Record extracts
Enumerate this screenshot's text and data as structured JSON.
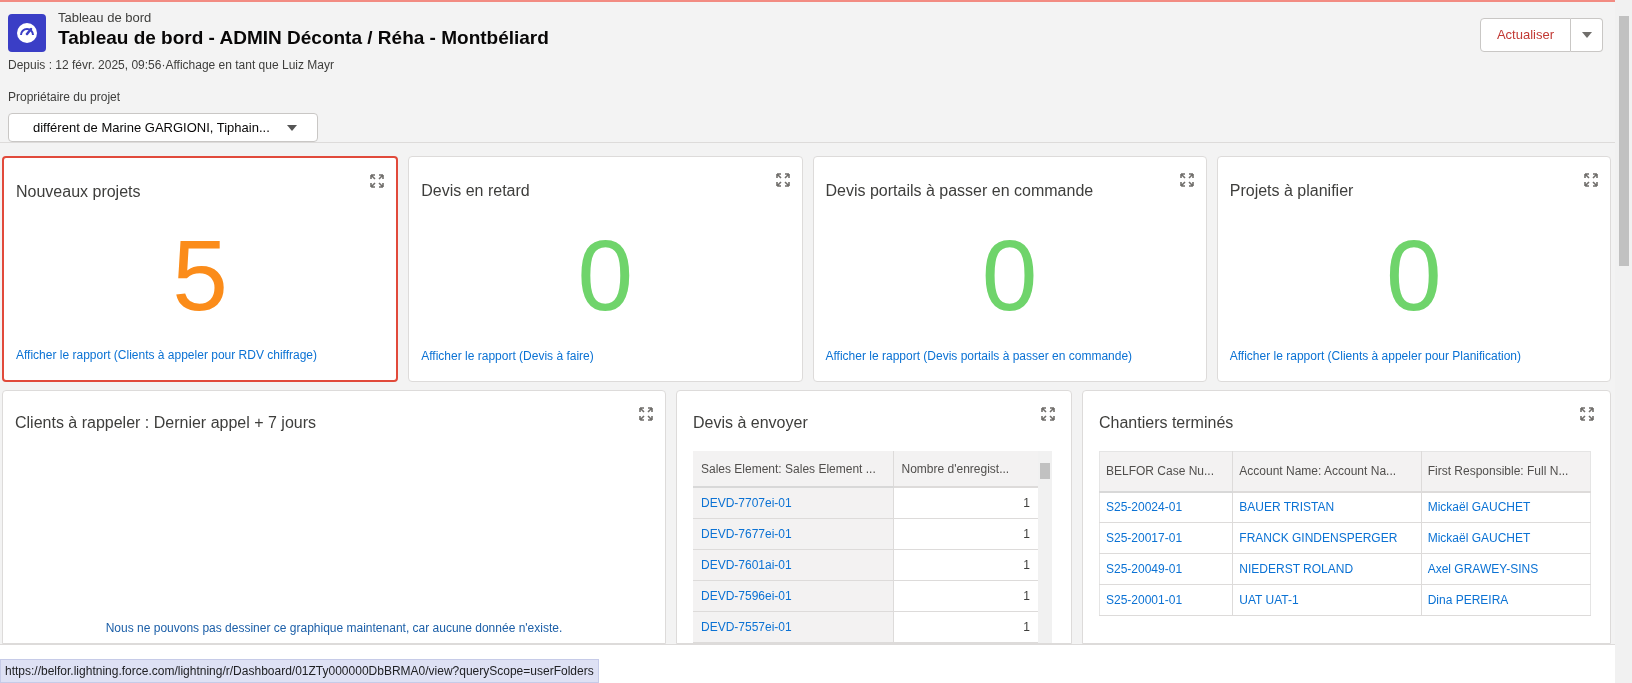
{
  "header": {
    "breadcrumb": "Tableau de bord",
    "title": "Tableau de bord - ADMIN Déconta / Réha - Montbéliard",
    "subtitle": "Depuis : 12 févr. 2025, 09:56·Affichage en tant que Luiz Mayr",
    "refresh_button": "Actualiser"
  },
  "filter": {
    "label": "Propriétaire du projet",
    "value": "différent de Marine GARGIONI, Tiphain..."
  },
  "metrics": [
    {
      "title": "Nouveaux projets",
      "value": "5",
      "color": "#fb8c1a",
      "link": "Afficher le rapport (Clients à appeler pour RDV chiffrage)",
      "selected": true
    },
    {
      "title": "Devis en retard",
      "value": "0",
      "color": "#6fd46b",
      "link": "Afficher le rapport (Devis à faire)",
      "selected": false
    },
    {
      "title": "Devis portails à passer en commande",
      "value": "0",
      "color": "#6fd46b",
      "link": "Afficher le rapport (Devis portails à passer en commande)",
      "selected": false
    },
    {
      "title": "Projets à planifier",
      "value": "0",
      "color": "#6fd46b",
      "link": "Afficher le rapport (Clients à appeler pour Planification)",
      "selected": false
    }
  ],
  "chart_panel": {
    "title": "Clients à rappeler : Dernier appel + 7 jours",
    "message": "Nous ne pouvons pas dessiner ce graphique maintenant, car aucune donnée n'existe."
  },
  "devis_table": {
    "title": "Devis à envoyer",
    "columns": [
      "Sales Element: Sales Element ...",
      "Nombre d'enregist..."
    ],
    "rows": [
      [
        "DEVD-7707ei-01",
        "1"
      ],
      [
        "DEVD-7677ei-01",
        "1"
      ],
      [
        "DEVD-7601ai-01",
        "1"
      ],
      [
        "DEVD-7596ei-01",
        "1"
      ],
      [
        "DEVD-7557ei-01",
        "1"
      ]
    ]
  },
  "chantiers_table": {
    "title": "Chantiers terminés",
    "columns": [
      "BELFOR Case Nu...",
      "Account Name: Account Na...",
      "First Responsible: Full N..."
    ],
    "rows": [
      [
        "S25-20024-01",
        "BAUER TRISTAN",
        "Mickaël GAUCHET"
      ],
      [
        "S25-20017-01",
        "FRANCK GINDENSPERGER",
        "Mickaël GAUCHET"
      ],
      [
        "S25-20049-01",
        "NIEDERST ROLAND",
        "Axel GRAWEY-SINS"
      ],
      [
        "S25-20001-01",
        "UAT UAT-1",
        "Dina PEREIRA"
      ]
    ]
  },
  "status_url": "https://belfor.lightning.force.com/lightning/r/Dashboard/01ZTy000000DbBRMA0/view?queryScope=userFolders"
}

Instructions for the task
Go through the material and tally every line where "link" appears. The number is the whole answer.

Answer box
4